##### MATERIAL SHOWN

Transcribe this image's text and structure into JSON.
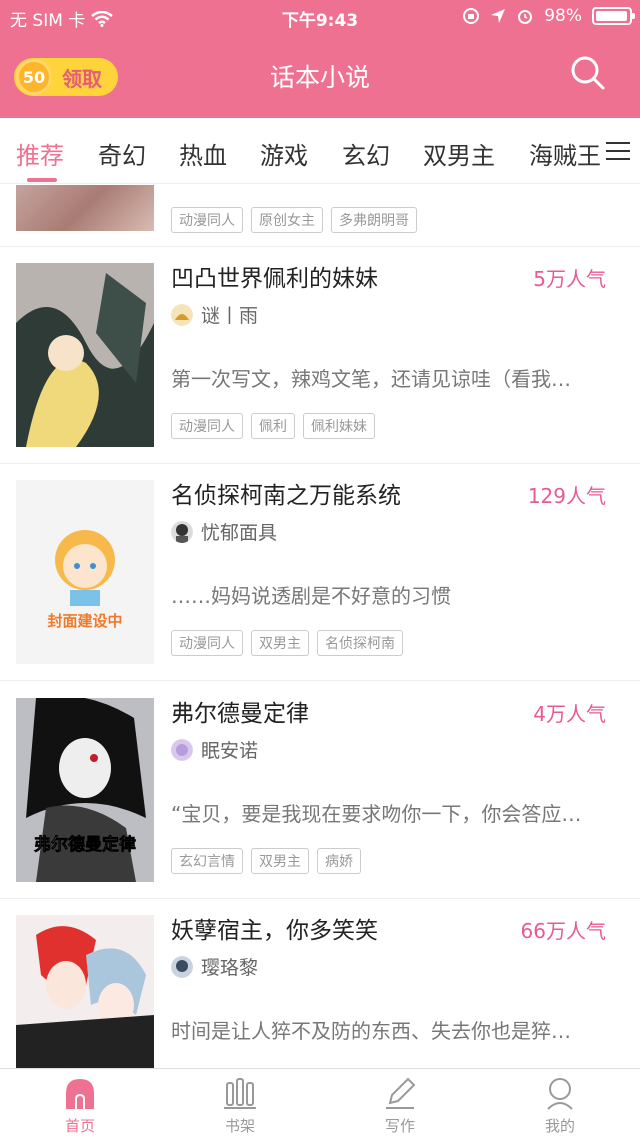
{
  "status_bar": {
    "carrier": "无 SIM 卡",
    "time": "下午9:43",
    "battery": "98%",
    "battery_level": 0.98
  },
  "header": {
    "coin_value": "50",
    "coin_label": "领取",
    "title": "话本小说"
  },
  "tabs": [
    {
      "label": "推荐",
      "active": true
    },
    {
      "label": "奇幻"
    },
    {
      "label": "热血"
    },
    {
      "label": "游戏"
    },
    {
      "label": "玄幻"
    },
    {
      "label": "双男主"
    },
    {
      "label": "海贼王"
    }
  ],
  "partial_card": {
    "tags": [
      "动漫同人",
      "原创女主",
      "多弗朗明哥"
    ]
  },
  "books": [
    {
      "title": "凹凸世界佩利的妹妹",
      "popularity": "5万人气",
      "author": "谜丨雨",
      "summary": "第一次写文，辣鸡文笔，还请见谅哇（看我…",
      "tags": [
        "动漫同人",
        "佩利",
        "佩利妹妹"
      ]
    },
    {
      "title": "名侦探柯南之万能系统",
      "popularity": "129人气",
      "author": "忧郁面具",
      "summary": "……妈妈说透剧是不好意的习惯",
      "tags": [
        "动漫同人",
        "双男主",
        "名侦探柯南"
      ],
      "cover_text": "封面建设中"
    },
    {
      "title": "弗尔德曼定律",
      "popularity": "4万人气",
      "author": "眠安诺",
      "summary": "“宝贝，要是我现在要求吻你一下，你会答应…",
      "tags": [
        "玄幻言情",
        "双男主",
        "病娇"
      ],
      "cover_text": "弗尔德曼定律"
    },
    {
      "title": "妖孽宿主，你多笑笑",
      "popularity": "66万人气",
      "author": "璎珞黎",
      "summary": "时间是让人猝不及防的东西、失去你也是猝…",
      "tags": []
    }
  ],
  "bottom_nav": [
    {
      "label": "首页",
      "active": true
    },
    {
      "label": "书架"
    },
    {
      "label": "写作"
    },
    {
      "label": "我的"
    }
  ]
}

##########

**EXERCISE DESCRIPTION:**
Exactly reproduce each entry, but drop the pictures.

**EXERCISE RESPONSE:**
Transcribe this image's text and structure into JSON.
{
  "status_bar": {
    "carrier": "无 SIM 卡",
    "time": "下午9:43",
    "battery": "98%",
    "battery_level": 0.98
  },
  "header": {
    "coin_value": "50",
    "coin_label": "领取",
    "title": "话本小说"
  },
  "tabs": [
    {
      "label": "推荐",
      "active": true
    },
    {
      "label": "奇幻"
    },
    {
      "label": "热血"
    },
    {
      "label": "游戏"
    },
    {
      "label": "玄幻"
    },
    {
      "label": "双男主"
    },
    {
      "label": "海贼王"
    }
  ],
  "partial_card": {
    "tags": [
      "动漫同人",
      "原创女主",
      "多弗朗明哥"
    ]
  },
  "books": [
    {
      "title": "凹凸世界佩利的妹妹",
      "popularity": "5万人气",
      "author": "谜丨雨",
      "summary": "第一次写文，辣鸡文笔，还请见谅哇（看我…",
      "tags": [
        "动漫同人",
        "佩利",
        "佩利妹妹"
      ]
    },
    {
      "title": "名侦探柯南之万能系统",
      "popularity": "129人气",
      "author": "忧郁面具",
      "summary": "……妈妈说透剧是不好意的习惯",
      "tags": [
        "动漫同人",
        "双男主",
        "名侦探柯南"
      ],
      "cover_text": "封面建设中"
    },
    {
      "title": "弗尔德曼定律",
      "popularity": "4万人气",
      "author": "眠安诺",
      "summary": "“宝贝，要是我现在要求吻你一下，你会答应…",
      "tags": [
        "玄幻言情",
        "双男主",
        "病娇"
      ],
      "cover_text": "弗尔德曼定律"
    },
    {
      "title": "妖孽宿主，你多笑笑",
      "popularity": "66万人气",
      "author": "璎珞黎",
      "summary": "时间是让人猝不及防的东西、失去你也是猝…",
      "tags": []
    }
  ],
  "bottom_nav": [
    {
      "label": "首页",
      "active": true
    },
    {
      "label": "书架"
    },
    {
      "label": "写作"
    },
    {
      "label": "我的"
    }
  ]
}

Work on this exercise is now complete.